BEGIN

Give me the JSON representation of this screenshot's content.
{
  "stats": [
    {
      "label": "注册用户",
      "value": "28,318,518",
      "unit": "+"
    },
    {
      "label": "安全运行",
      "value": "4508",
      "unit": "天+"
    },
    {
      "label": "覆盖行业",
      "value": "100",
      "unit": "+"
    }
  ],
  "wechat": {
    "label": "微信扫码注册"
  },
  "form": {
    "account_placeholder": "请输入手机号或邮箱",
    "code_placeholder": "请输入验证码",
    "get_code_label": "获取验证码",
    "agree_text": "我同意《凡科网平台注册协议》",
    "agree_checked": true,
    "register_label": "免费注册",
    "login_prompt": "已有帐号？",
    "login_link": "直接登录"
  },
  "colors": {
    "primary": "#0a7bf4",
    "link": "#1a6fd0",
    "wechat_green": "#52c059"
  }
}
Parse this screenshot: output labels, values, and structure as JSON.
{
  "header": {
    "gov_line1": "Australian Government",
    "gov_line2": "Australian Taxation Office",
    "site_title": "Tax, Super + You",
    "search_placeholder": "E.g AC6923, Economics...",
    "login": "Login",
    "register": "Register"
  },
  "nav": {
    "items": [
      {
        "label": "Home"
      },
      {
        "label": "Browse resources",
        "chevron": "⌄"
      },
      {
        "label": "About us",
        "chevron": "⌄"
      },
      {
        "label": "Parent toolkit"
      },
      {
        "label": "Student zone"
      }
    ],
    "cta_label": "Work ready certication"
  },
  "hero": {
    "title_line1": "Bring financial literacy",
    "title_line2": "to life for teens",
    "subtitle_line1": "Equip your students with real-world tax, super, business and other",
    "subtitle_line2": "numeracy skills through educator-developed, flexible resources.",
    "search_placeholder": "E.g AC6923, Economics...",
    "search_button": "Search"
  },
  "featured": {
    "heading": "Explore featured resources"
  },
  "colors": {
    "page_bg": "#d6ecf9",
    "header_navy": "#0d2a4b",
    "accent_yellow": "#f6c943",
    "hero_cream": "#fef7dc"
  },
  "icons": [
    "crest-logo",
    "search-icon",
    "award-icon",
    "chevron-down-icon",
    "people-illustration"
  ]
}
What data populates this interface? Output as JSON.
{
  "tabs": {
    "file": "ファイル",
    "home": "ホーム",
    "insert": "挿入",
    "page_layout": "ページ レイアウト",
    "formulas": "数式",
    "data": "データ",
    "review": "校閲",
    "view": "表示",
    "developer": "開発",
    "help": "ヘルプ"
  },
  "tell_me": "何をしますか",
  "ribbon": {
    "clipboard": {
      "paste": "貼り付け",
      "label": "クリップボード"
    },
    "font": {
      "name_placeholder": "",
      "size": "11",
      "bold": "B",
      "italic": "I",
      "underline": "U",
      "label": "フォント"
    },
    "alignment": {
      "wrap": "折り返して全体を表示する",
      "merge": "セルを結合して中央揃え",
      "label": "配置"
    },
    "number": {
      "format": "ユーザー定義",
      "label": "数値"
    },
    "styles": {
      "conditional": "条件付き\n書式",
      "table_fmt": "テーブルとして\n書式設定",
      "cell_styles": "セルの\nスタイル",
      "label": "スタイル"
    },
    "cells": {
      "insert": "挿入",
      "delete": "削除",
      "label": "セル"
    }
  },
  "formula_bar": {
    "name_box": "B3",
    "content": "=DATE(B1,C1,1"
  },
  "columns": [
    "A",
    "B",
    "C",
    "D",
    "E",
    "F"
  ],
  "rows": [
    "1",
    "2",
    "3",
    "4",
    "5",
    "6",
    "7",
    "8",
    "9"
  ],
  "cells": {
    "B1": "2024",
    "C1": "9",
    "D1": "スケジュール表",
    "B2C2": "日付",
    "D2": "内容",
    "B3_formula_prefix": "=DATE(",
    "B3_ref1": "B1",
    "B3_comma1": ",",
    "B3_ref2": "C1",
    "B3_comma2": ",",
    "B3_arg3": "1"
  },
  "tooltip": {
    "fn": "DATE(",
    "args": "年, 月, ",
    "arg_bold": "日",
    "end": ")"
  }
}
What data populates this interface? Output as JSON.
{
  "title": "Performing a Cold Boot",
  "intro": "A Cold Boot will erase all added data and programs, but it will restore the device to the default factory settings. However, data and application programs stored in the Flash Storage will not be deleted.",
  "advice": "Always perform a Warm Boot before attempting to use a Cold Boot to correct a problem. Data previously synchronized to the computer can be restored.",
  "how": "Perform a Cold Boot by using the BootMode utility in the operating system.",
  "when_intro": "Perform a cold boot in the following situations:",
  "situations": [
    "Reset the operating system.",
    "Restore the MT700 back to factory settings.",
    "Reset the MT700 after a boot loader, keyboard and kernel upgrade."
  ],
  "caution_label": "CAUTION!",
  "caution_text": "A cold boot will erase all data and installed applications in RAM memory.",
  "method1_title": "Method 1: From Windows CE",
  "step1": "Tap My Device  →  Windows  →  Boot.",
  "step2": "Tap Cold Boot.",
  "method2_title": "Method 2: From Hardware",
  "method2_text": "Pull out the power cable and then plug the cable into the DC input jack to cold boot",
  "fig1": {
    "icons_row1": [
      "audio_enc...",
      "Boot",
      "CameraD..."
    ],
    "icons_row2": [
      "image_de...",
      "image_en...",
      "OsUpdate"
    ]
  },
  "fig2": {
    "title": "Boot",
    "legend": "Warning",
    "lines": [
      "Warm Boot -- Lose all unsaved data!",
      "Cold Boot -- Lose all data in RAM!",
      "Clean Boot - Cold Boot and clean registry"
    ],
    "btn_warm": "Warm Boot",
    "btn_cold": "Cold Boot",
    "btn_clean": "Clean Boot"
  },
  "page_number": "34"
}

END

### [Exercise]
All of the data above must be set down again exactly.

### [Exercise result]
Give me the JSON representation of this screenshot's content.
{
  "stats": [
    {
      "label": "注册用户",
      "value": "28,318,518",
      "unit": "+"
    },
    {
      "label": "安全运行",
      "value": "4508",
      "unit": "天+"
    },
    {
      "label": "覆盖行业",
      "value": "100",
      "unit": "+"
    }
  ],
  "wechat": {
    "label": "微信扫码注册"
  },
  "form": {
    "account_placeholder": "请输入手机号或邮箱",
    "code_placeholder": "请输入验证码",
    "get_code_label": "获取验证码",
    "agree_text": "我同意《凡科网平台注册协议》",
    "agree_checked": true,
    "register_label": "免费注册",
    "login_prompt": "已有帐号？",
    "login_link": "直接登录"
  },
  "colors": {
    "primary": "#0a7bf4",
    "link": "#1a6fd0",
    "wechat_green": "#52c059"
  }
}
Parse this screenshot: output labels, values, and structure as JSON.
{
  "header": {
    "gov_line1": "Australian Government",
    "gov_line2": "Australian Taxation Office",
    "site_title": "Tax, Super + You",
    "search_placeholder": "E.g AC6923, Economics...",
    "login": "Login",
    "register": "Register"
  },
  "nav": {
    "items": [
      {
        "label": "Home"
      },
      {
        "label": "Browse resources",
        "chevron": "⌄"
      },
      {
        "label": "About us",
        "chevron": "⌄"
      },
      {
        "label": "Parent toolkit"
      },
      {
        "label": "Student zone"
      }
    ],
    "cta_label": "Work ready certication"
  },
  "hero": {
    "title_line1": "Bring financial literacy",
    "title_line2": "to life for teens",
    "subtitle_line1": "Equip your students with real-world tax, super, business and other",
    "subtitle_line2": "numeracy skills through educator-developed, flexible resources.",
    "search_placeholder": "E.g AC6923, Economics...",
    "search_button": "Search"
  },
  "featured": {
    "heading": "Explore featured resources"
  },
  "colors": {
    "page_bg": "#d6ecf9",
    "header_navy": "#0d2a4b",
    "accent_yellow": "#f6c943",
    "hero_cream": "#fef7dc"
  },
  "icons": [
    "crest-logo",
    "search-icon",
    "award-icon",
    "chevron-down-icon",
    "people-illustration"
  ]
}
What data populates this interface? Output as JSON.
{
  "tabs": {
    "file": "ファイル",
    "home": "ホーム",
    "insert": "挿入",
    "page_layout": "ページ レイアウト",
    "formulas": "数式",
    "data": "データ",
    "review": "校閲",
    "view": "表示",
    "developer": "開発",
    "help": "ヘルプ"
  },
  "tell_me": "何をしますか",
  "ribbon": {
    "clipboard": {
      "paste": "貼り付け",
      "label": "クリップボード"
    },
    "font": {
      "name_placeholder": "",
      "size": "11",
      "bold": "B",
      "italic": "I",
      "underline": "U",
      "label": "フォント"
    },
    "alignment": {
      "wrap": "折り返して全体を表示する",
      "merge": "セルを結合して中央揃え",
      "label": "配置"
    },
    "number": {
      "format": "ユーザー定義",
      "label": "数値"
    },
    "styles": {
      "conditional": "条件付き\n書式",
      "table_fmt": "テーブルとして\n書式設定",
      "cell_styles": "セルの\nスタイル",
      "label": "スタイル"
    },
    "cells": {
      "insert": "挿入",
      "delete": "削除",
      "label": "セル"
    }
  },
  "formula_bar": {
    "name_box": "B3",
    "content": "=DATE(B1,C1,1"
  },
  "columns": [
    "A",
    "B",
    "C",
    "D",
    "E",
    "F"
  ],
  "rows": [
    "1",
    "2",
    "3",
    "4",
    "5",
    "6",
    "7",
    "8",
    "9"
  ],
  "cells": {
    "B1": "2024",
    "C1": "9",
    "D1": "スケジュール表",
    "B2C2": "日付",
    "D2": "内容",
    "B3_formula_prefix": "=DATE(",
    "B3_ref1": "B1",
    "B3_comma1": ",",
    "B3_ref2": "C1",
    "B3_comma2": ",",
    "B3_arg3": "1"
  },
  "tooltip": {
    "fn": "DATE(",
    "args": "年, 月, ",
    "arg_bold": "日",
    "end": ")"
  }
}
What data populates this interface? Output as JSON.
{
  "title": "Performing a Cold Boot",
  "intro": "A Cold Boot will erase all added data and programs, but it will restore the device to the default factory settings. However, data and application programs stored in the Flash Storage will not be deleted.",
  "advice": "Always perform a Warm Boot before attempting to use a Cold Boot to correct a problem. Data previously synchronized to the computer can be restored.",
  "how": "Perform a Cold Boot by using the BootMode utility in the operating system.",
  "when_intro": "Perform a cold boot in the following situations:",
  "situations": [
    "Reset the operating system.",
    "Restore the MT700 back to factory settings.",
    "Reset the MT700 after a boot loader, keyboard and kernel upgrade."
  ],
  "caution_label": "CAUTION!",
  "caution_text": "A cold boot will erase all data and installed applications in RAM memory.",
  "method1_title": "Method 1: From Windows CE",
  "step1": "Tap My Device  →  Windows  →  Boot.",
  "step2": "Tap Cold Boot.",
  "method2_title": "Method 2: From Hardware",
  "method2_text": "Pull out the power cable and then plug the cable into the DC input jack to cold boot",
  "fig1": {
    "icons_row1": [
      "audio_enc...",
      "Boot",
      "CameraD..."
    ],
    "icons_row2": [
      "image_de...",
      "image_en...",
      "OsUpdate"
    ]
  },
  "fig2": {
    "title": "Boot",
    "legend": "Warning",
    "lines": [
      "Warm Boot -- Lose all unsaved data!",
      "Cold Boot -- Lose all data in RAM!",
      "Clean Boot - Cold Boot and clean registry"
    ],
    "btn_warm": "Warm Boot",
    "btn_cold": "Cold Boot",
    "btn_clean": "Clean Boot"
  },
  "page_number": "34"
}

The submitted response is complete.